By adding a thin layer of fleece that feels smooth against your skin and a soft porous layer that may gently mold the shape of your face, the padding can improve wearing comfort. More layers improve the air circulation in the goggles, which helps prevent perspiration and fogging.

FAQs

1. How do you prevent ski goggles from fogging?

The inner lens of most recent goggles models has a coating to stop fogging, and there is ample ventilation. But according to physics, the goggles may eventually fog up if there is enough moisture coming from within mixed with warm, humid weather outside. It is preferable to keep your goggles in your bag while backcountry skiing and take them out during the descent to prevent fogging. Avoid hiking with them over your neck, on your helmet, or worse, on your hat. Keep your ski goggles on as much as you can when skiing at the resort.

Take them off and hang them from a window or the tip of your skis as a trick for tram or gondola riders to help keep them dry and shed some moisture. Simply placing the goggles on your helmet will prevent them from getting enough airflow, and the vents on your helmet may also cause the goggles to get more humid.

2. What do I do when my goggles keep fogging?

Your goggles may be sitting on your warm, possibly sweaty, forehead, which means they are receiving heat and moisture from the inside while fighting the cold outside. Voila, fog arises!

So maintain a safe distance between your goggles and your forehead. If you want to prevent fogging, you can rest them on the brim of your helmet. If your goggles don't sit on your forehead but still fog up, it's possible that something or someone interfered with the anti-fogging coating on the lens. So you could think twice before purchasing a new lens.

3. Do my goggles need a noseguard?

Some manufacturers sell goggles with a little guard that shields your nose from flying debris and UV rays (sun). Since many adore it and wouldn't go skiing without it, this subject can be debatable. Of course, some people have a fairly unfavorable opinion of this accessory. For those who want to go on glacial tours at high altitudes or who go snowmobiling, skiing, or snowboarding through forests with low, dense branches, it makes sense.

4. How do I prevent my goggles from being scratched?

  • Never use anything other than your goggle bag to clean them.

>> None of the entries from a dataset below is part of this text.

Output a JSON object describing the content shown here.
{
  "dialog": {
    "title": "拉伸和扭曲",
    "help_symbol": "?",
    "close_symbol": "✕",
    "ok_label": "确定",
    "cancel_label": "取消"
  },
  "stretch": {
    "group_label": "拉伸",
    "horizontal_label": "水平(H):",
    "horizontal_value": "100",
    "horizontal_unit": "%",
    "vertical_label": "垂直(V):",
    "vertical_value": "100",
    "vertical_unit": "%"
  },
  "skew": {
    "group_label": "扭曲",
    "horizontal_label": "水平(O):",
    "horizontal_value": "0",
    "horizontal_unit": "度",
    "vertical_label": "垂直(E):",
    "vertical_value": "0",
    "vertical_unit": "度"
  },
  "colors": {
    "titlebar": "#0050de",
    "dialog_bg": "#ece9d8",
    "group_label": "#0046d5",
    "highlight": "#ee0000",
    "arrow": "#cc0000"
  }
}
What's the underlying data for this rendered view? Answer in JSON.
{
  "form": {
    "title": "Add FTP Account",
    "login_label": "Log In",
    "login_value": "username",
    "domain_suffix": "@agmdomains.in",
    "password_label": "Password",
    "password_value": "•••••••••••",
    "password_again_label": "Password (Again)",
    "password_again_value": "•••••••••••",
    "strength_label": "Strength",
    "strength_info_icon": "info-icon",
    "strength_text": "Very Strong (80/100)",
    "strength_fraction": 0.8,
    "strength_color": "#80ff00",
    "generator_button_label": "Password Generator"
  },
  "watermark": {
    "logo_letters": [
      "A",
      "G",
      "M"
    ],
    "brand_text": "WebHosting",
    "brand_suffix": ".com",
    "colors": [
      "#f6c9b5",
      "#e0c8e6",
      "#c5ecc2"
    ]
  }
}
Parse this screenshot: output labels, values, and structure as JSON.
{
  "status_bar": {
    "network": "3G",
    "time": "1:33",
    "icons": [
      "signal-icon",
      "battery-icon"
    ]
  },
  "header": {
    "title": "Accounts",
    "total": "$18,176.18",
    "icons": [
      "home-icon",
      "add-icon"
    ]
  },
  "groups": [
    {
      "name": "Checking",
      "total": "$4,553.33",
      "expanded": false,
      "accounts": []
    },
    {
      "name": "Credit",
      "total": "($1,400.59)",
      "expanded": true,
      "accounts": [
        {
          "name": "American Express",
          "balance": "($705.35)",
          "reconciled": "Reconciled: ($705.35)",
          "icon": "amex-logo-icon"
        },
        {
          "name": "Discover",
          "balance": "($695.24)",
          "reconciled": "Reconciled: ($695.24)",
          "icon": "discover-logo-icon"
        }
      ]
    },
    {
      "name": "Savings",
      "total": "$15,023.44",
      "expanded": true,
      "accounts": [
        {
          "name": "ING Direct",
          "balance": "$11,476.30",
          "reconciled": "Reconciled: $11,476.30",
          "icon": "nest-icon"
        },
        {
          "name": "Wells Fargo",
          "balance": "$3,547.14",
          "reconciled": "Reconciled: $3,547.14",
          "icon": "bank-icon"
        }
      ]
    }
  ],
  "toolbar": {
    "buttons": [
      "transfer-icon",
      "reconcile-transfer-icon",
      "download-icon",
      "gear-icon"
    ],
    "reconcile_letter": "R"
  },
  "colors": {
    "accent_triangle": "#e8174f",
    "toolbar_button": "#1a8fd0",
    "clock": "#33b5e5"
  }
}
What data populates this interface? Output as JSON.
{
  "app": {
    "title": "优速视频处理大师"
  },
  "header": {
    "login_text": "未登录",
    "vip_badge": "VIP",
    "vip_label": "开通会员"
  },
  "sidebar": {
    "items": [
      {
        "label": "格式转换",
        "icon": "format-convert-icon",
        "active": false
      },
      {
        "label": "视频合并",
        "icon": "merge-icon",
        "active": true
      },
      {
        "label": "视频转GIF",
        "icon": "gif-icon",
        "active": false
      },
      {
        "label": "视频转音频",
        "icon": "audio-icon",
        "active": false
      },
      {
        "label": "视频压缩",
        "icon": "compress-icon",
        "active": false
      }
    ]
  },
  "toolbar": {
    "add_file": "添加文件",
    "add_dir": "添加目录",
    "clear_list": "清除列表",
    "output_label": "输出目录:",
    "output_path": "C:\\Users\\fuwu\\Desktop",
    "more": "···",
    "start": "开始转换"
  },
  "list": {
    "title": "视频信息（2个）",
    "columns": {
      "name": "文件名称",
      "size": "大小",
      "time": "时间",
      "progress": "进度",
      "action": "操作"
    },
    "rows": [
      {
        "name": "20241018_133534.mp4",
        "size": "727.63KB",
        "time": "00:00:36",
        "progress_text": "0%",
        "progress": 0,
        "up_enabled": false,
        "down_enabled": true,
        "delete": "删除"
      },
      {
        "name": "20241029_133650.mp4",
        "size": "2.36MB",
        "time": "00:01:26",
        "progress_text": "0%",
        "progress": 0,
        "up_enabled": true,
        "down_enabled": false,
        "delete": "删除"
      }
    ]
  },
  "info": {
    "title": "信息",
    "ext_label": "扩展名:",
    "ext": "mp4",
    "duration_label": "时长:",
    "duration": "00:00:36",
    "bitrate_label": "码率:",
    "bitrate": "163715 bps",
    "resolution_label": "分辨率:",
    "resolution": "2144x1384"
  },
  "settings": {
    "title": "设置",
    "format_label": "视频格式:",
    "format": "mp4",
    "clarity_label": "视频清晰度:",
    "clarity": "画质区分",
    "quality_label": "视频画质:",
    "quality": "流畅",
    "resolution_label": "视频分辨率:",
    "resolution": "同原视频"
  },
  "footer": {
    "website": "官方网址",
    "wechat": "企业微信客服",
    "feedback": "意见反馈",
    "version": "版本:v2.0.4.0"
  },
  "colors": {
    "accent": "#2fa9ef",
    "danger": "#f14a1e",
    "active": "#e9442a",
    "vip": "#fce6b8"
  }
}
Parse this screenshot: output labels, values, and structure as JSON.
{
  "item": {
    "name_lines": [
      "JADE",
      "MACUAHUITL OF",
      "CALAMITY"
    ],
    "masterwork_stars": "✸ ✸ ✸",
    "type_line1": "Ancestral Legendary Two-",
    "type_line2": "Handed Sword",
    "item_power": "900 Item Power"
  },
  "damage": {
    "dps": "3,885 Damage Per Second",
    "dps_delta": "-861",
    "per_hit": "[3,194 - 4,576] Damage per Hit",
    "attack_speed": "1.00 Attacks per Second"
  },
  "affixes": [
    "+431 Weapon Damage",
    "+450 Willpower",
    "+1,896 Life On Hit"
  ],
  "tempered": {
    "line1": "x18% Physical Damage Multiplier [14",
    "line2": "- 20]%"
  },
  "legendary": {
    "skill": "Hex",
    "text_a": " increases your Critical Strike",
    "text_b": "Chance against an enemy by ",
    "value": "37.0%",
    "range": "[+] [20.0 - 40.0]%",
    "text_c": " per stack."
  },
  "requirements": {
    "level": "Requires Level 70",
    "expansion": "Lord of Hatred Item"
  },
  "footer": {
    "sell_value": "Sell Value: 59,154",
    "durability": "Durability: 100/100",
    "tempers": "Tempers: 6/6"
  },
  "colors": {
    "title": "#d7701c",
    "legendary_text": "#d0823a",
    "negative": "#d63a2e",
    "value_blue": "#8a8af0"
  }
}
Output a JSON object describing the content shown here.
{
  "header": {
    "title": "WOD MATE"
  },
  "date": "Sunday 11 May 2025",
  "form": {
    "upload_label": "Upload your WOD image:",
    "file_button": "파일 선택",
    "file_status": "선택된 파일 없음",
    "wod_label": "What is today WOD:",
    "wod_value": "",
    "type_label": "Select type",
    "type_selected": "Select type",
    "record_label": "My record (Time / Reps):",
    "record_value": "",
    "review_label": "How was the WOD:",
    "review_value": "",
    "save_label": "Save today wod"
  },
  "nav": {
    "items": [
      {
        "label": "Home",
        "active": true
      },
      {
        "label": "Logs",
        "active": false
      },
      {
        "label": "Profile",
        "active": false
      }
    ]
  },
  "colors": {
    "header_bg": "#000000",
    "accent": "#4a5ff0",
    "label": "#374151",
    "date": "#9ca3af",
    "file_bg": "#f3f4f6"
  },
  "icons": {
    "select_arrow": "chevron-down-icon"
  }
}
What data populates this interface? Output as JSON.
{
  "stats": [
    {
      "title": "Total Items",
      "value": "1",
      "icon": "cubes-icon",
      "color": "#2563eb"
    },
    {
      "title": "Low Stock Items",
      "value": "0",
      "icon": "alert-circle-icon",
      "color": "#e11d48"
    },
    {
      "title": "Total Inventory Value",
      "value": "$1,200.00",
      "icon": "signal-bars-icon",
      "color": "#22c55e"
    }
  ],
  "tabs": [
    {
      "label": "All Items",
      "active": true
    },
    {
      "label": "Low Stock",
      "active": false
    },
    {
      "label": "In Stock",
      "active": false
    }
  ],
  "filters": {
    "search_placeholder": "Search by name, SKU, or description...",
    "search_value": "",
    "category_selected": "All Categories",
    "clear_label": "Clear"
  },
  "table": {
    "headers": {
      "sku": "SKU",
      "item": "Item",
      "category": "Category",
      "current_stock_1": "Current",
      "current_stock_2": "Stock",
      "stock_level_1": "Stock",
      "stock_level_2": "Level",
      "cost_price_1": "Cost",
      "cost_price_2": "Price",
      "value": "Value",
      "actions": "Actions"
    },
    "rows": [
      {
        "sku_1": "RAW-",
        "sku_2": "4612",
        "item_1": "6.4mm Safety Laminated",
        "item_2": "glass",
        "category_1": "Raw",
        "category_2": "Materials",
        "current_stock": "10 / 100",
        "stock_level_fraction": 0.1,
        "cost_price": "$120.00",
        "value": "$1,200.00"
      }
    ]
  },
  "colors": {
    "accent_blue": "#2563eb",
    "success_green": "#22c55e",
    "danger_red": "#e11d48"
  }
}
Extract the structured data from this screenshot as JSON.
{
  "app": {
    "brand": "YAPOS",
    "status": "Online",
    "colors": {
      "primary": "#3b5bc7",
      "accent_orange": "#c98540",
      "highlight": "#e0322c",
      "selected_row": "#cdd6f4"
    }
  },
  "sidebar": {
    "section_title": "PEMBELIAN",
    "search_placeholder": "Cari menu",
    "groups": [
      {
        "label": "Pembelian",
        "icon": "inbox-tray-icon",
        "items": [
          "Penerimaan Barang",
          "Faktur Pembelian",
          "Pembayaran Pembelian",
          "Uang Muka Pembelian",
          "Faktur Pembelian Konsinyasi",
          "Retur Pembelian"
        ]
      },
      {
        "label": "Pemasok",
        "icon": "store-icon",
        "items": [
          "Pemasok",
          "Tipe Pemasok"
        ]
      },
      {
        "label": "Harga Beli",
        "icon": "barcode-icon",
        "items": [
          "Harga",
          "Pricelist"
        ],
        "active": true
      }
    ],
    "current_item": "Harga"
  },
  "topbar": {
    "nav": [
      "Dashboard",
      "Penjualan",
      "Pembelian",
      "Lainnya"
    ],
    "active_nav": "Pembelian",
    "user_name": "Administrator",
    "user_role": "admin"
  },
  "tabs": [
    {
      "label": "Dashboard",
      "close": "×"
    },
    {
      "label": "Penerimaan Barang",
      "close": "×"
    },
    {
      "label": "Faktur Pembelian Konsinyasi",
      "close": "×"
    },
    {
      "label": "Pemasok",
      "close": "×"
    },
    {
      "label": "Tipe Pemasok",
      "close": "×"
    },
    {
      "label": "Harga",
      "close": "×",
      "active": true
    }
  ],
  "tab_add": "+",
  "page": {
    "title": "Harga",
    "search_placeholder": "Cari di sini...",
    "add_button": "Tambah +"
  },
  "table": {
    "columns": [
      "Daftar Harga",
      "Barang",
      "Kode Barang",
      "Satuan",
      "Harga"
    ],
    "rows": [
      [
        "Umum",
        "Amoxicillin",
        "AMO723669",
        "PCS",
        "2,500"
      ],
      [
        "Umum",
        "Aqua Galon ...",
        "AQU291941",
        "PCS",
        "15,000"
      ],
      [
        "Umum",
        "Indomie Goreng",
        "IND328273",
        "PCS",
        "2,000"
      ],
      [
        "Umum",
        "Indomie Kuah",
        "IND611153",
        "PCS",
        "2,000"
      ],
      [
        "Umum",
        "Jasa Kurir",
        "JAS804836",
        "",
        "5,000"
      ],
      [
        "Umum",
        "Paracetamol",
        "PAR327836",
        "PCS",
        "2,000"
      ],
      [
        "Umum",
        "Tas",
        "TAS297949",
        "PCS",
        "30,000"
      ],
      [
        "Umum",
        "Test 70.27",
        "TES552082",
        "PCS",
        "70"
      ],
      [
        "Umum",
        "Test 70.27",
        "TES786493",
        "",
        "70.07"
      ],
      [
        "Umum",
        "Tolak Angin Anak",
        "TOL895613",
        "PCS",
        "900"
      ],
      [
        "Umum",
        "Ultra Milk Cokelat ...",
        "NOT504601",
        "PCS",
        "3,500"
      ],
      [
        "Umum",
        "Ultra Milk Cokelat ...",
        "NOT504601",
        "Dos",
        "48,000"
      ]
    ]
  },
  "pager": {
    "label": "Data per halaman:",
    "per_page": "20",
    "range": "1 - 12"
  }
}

  • Before cleaning the lens, be sure that the interior is totally dry.

  • A good tip to follow is to always keep spare lenses in your goggle bag, on your head, or in the bag. It is helpful to have a hard shell carrying case to keep extra lenses in.

  • When taking a break, always be aware of what you're doing with your goggles.

5. How do I clean my ski goggles?

In general, leaving your goggles alone is the best thing you can do to make sure they last a long time. But we acknowledge that occasionally you may need to remove debris or stubborn ice chunks from them. Luckily, your goggles come with everything you need to maintain them.

How to clean your goggles' exterior:

  • Shake off as much snow and rain as you can, then let them air dry.

  • Use your goggle bag to gently wipe the outside of the lens if you're pressed for time or have smudges that won't go away.

  • Never use anything other than your goggle bag; doing so will cause your lenses to be scratched.

How to clean the inside of your goggles:

  • You should keep in mind that it is very simple to wipe off the anti-fog coating put on your lens at the factory while cleaning the interior of your goggles.

  • Just let them air dry if you can without touching them.

  • Make sure the lens is dry before using your goggle bag to spot-clean any organic matter, dirt, or grime.

Final Thoughts

After many tests and tries, the Smith I/O has proved to be the best option. Since Smith is a pioneer in optics, it is not surprising that their snow goggles are among the best available. The I/O Mag stands out among their portfolio as their most well-rounded design since it delivers superb optics and fit, has two lenses, and vents incredibly well. 

The I/O Mag is truly the best ski goggles that will spruce up your winter trip this year! Get them now!

To find out more about other winter sports gears, use the links provided under each one.